And let me just add my two cents’ worth: minimalism is the absolute present, neither having recourse to nor anticipating any kind of temporality. Minimalist architecture imposes itself on time. Alvaro Siza’s swimming pool in Leça de Palmeira near Porto, Mies’ Barcelona Pavilion, Sanaa’s New Museum in New York, the buildings of OFFICE Kersten Geers David van Severen in Belgium or Lacaton & Vassals housing estates in France – they all seem to speak a universal language of timelessness, with their clear geometry, their functional language and their recourse to serial production, repetition, transparency and resolute artificiality. They are like mirrors which, with their Cartesian love of order, give structure to the world around them and reinforce their temporality.
Minimalist architecture is a high-quality stage
The architectures mentioned change the observer’s perception of space. The surroundings gain a speculative temporality. The object itself seems timeless, the temporality of the surroundings is highlighted. The temporality of the other designed objects in the vicinity emerges. And isn’t it even the case that a well-composed object – whatever era or taste it represents – reveals its quality in minimalist environment? Minimalism in architecture is like a stage of such high quality that it quickly becomes apparent which actors have overstretched themselves and which have the quality to fill it with their performance.
Reducing visibility opens up new possibilities
Minimalism is not elitist, it uncovers what is already there. Minimalism ensures transparency, both for the way the object functions and for the motivation behind its production. While Robert Smithson was pouring earth between mirrors at his Non-Sites and Dan Flavin with fluorescent tubes and Donald Judd with aluminium frames were making the contextuality of an installation part of the installation itself, the observer experience was being transformed from aesthetic engagement in the visual-spatial frame set by the artwork to an event outside the artwork. Today, as an ephemeral, invisible and digital layer changes our perception of the present, the further reduction of visibility opens up the possibilities and freedoms of contextual interpretability. A sentence is not usually the answer, just the tip of the iceberg, but a skilfully positioned sentence can have a far greater effect on the listener than an elaborately formulated argument.

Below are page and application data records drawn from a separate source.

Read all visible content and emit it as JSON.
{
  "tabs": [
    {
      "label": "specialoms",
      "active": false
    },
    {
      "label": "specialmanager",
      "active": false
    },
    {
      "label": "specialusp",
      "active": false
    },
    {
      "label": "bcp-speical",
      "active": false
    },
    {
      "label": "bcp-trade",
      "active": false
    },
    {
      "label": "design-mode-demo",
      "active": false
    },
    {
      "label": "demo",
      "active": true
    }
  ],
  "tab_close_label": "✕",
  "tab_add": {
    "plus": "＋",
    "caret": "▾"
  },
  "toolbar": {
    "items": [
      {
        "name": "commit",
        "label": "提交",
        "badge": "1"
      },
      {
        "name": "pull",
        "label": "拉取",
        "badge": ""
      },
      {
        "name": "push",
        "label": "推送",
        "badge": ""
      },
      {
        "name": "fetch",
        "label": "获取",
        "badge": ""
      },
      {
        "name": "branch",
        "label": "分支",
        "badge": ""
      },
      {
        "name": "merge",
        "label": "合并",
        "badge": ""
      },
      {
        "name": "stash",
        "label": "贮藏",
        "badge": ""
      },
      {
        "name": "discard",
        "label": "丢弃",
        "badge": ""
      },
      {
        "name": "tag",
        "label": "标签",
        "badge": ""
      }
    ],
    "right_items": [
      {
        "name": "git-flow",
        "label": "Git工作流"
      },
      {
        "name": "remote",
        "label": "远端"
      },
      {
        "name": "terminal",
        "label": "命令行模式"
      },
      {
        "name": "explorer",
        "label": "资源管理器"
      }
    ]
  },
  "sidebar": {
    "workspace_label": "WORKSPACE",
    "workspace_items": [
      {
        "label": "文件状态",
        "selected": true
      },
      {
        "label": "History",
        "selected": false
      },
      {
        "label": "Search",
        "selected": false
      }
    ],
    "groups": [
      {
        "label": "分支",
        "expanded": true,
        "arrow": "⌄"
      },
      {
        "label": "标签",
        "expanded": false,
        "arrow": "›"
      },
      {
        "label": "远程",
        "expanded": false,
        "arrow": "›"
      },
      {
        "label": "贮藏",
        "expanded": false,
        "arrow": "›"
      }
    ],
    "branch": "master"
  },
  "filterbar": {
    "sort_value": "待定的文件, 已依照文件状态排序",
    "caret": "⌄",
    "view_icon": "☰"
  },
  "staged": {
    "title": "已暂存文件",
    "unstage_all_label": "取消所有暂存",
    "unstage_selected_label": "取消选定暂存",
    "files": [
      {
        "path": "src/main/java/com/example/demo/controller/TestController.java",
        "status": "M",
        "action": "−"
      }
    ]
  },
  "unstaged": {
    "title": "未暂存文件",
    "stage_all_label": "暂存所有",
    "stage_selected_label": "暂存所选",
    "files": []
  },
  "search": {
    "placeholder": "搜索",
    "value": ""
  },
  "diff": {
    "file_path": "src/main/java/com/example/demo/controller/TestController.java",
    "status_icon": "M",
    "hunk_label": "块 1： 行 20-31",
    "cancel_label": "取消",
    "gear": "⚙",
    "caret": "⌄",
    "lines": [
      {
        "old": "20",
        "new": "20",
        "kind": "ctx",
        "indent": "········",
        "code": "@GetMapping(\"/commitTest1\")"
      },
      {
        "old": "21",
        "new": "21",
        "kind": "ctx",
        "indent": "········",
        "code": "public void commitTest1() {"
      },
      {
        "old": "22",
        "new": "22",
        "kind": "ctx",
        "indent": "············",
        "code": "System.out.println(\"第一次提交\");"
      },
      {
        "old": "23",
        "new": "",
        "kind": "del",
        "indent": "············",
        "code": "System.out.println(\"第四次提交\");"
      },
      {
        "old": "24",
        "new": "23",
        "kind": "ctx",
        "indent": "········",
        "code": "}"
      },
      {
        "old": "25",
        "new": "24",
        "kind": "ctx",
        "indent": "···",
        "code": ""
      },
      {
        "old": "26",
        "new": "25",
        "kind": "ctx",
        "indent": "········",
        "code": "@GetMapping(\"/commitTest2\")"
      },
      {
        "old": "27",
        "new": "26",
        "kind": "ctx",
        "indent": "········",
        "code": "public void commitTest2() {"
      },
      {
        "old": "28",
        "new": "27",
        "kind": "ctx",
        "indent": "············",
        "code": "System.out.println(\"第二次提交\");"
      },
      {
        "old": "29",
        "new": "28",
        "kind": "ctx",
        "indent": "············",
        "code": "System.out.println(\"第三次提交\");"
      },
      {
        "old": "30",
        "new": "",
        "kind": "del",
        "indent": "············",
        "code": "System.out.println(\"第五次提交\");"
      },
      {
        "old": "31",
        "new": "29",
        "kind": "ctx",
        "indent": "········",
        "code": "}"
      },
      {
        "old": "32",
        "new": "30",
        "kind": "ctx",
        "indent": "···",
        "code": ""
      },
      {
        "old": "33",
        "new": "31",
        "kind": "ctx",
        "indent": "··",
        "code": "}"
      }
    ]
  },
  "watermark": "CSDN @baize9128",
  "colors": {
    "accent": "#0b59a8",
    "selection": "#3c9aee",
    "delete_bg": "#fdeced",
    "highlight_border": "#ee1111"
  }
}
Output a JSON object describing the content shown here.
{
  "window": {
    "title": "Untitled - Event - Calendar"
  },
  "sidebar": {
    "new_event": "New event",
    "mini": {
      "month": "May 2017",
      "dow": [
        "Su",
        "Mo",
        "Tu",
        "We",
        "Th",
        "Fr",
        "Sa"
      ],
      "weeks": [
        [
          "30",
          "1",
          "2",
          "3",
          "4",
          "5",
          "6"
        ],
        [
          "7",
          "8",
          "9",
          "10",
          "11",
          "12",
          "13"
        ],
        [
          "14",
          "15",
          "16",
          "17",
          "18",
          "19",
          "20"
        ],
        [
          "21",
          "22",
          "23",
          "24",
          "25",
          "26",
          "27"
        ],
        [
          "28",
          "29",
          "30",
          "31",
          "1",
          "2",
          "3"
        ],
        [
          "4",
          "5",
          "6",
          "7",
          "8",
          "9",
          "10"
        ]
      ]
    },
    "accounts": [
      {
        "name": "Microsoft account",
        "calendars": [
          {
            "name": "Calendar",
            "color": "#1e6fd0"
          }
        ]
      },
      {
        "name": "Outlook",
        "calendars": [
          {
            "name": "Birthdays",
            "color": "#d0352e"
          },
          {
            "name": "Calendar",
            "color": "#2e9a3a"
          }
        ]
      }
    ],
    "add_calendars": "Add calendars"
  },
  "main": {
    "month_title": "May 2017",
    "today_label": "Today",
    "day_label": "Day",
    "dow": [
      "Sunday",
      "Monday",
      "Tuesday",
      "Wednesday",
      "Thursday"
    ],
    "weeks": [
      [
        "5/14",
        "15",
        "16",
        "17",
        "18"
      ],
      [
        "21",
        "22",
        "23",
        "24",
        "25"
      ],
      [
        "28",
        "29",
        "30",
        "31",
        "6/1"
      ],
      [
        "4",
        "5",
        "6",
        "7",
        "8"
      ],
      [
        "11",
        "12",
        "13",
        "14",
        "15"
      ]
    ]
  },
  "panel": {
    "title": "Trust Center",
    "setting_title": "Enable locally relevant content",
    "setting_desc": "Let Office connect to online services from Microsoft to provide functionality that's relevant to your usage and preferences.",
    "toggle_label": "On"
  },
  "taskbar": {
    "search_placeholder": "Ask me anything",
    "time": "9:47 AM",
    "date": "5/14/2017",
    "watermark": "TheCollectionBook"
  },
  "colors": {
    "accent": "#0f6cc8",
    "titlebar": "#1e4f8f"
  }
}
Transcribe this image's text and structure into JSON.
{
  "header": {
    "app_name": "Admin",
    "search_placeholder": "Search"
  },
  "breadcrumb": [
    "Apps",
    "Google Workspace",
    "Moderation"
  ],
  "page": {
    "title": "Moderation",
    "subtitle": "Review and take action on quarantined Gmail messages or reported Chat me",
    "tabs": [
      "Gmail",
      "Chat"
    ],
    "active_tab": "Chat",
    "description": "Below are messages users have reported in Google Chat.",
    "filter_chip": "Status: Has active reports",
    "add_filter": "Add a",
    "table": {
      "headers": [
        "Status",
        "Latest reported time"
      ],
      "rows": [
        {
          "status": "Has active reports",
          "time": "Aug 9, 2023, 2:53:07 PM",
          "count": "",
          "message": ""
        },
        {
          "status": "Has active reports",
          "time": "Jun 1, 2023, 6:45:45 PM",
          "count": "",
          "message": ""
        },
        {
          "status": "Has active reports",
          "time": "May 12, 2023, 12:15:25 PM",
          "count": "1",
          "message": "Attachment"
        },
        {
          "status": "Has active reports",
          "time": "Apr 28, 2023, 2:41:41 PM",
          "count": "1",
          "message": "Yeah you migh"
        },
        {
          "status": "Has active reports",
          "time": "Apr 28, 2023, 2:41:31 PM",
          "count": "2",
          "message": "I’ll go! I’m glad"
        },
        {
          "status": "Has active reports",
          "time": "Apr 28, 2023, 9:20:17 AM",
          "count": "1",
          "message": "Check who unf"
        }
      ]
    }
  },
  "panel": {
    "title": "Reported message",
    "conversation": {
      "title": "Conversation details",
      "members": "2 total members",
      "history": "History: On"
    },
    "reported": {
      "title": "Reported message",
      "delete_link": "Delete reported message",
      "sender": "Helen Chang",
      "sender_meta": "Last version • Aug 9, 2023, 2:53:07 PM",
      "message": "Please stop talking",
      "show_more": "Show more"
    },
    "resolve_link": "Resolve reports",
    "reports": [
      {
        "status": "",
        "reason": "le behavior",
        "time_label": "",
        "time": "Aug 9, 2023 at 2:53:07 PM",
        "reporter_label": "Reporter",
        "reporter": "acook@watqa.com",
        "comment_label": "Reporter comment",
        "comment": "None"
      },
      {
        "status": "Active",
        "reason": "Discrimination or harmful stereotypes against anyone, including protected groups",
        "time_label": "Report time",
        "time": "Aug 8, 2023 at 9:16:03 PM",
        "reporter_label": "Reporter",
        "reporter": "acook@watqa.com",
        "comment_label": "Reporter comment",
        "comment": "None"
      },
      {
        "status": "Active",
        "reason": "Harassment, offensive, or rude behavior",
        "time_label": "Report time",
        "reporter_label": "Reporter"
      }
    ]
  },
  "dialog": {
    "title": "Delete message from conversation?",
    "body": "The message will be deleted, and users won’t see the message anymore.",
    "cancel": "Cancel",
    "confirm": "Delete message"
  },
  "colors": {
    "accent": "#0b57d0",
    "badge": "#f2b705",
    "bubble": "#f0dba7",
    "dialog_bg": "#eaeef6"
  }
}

A minimalist object has an effect on its surroundings
This also describes the strength of minimalist design. It enhances the perceptive ability of the observer. The more inventive and imaginative a person is, the more knowledge and intuition they possess, the greater the effect a design has on them that does not formulate its design aspirations, but merely outlines them. And one more thing: it is not only observers and users who can see more, the sharper their eyes and mind are, the environment itself is also sharply defined by the contrast to the minimalistically designed object.
About the author
Ludwig Engel studied economics, cultural history and the science of communication in Berlin, Shanghai and Frankfurt/Oder and is kept busy by teaching assignments, exhibitions, publications and consultancy projects that focus on urban utopias, long-term strategic planning and digital age issues. He was part of the “Society and Technology Research Group” at Daimler AG, is a founder member of the “Interdisciplinary Forum on Neuro-Urbanism” and is co-editor of “Speculations. Transformations. Thoughts on the Future of Germany’s Cities and Regions”, as well as other anthologies on subjects such as the city of the future, artificial intelligence and social transformation.